First, you'll need to find a pug rescue group in your area. Start by contacting the Pug Dog Club of America (see Appendix A for address). Or you can go to your favorite search engine, such as Google or Yahoo!, and type in “pug breed rescue [your city or state].”
When you find a pug rescue group, ask for literature on the program, such as a brochure or newsletter. Take a look at the adoption contract. It should state that the program will accept the return of the dog for any reason, should you be unable to keep it.
Expect to be treated respectfully during the adoption process. In return, truthfully provide all the information requested about yourself, your family, and your home environment. Be willing to permit the home visit, and don't be offended by what may seem to be personal questions. Just as you want a nice pug, the rescue group wants nice homes for its dogs so they don't end up being returned.
If you decide you're interested, you'll be asked to fill out an application. Most groups require and check references, usually from a veterinarian or dog trainer. Many groups also schedule home visits so they can evaluate the environment where the pug will be living, as well as your readiness for a pug.
Rescue groups may have specific adoption requirements, or they may consider each application on a case-by-case basis. Reasons an application may be rejected include unrealistic expectations, such as wanting the dog to live outdoors, or because the applicant's previous dogs were all hit by cars before the age of two. Requirements for adopting a pug may include having a fenced yard and letting the dog live indoors. Expect to be required to spay or neuter the dog (with occasional exceptions for age or medical conditions).
Adoption fees usually range from $100 to $150. The thought of paying that much for a homeless dog might seem outrageous to you, but the fees are important because they help support adoption efforts and pay for the veterinary expenses that many of these dogs incur before they're ready for adoption. An adoption fee may also include spaying or neutering, vaccinations, and a health check. That's a pretty good deal, when you think about it. Sometimes adoption fees are assessed on a case-by-case basis. Some groups waive the fee for elderly dogs or those that are facing expensive veterinary treatment.

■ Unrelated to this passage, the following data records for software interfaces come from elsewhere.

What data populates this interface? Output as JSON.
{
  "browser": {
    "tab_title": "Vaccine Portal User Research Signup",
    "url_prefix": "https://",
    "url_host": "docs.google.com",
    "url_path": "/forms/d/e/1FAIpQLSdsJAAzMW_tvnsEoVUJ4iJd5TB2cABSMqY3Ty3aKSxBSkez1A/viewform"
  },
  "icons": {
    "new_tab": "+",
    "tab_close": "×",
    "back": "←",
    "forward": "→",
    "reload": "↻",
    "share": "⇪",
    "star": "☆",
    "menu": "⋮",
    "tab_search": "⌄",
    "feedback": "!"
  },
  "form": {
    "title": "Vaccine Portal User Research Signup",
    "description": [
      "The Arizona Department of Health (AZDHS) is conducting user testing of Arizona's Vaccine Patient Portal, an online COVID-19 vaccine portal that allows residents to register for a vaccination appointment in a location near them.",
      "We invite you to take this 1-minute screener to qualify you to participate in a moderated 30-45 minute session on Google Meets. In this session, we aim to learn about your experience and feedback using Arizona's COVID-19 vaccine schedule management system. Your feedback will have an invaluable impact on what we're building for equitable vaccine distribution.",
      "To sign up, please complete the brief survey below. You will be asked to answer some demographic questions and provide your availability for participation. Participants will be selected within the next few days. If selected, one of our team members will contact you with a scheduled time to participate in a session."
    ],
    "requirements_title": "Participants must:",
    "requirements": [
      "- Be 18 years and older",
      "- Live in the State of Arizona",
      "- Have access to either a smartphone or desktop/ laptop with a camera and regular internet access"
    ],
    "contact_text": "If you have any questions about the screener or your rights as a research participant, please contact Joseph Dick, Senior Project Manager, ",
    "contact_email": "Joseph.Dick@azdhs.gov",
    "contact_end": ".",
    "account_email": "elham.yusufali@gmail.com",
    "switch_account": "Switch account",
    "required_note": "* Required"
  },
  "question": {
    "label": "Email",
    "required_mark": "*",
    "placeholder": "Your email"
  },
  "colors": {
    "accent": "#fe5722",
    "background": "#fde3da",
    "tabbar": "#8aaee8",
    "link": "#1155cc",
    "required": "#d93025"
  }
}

If your budget allows, throw in a little extra on top of the adoption fee to help other homeless pugs.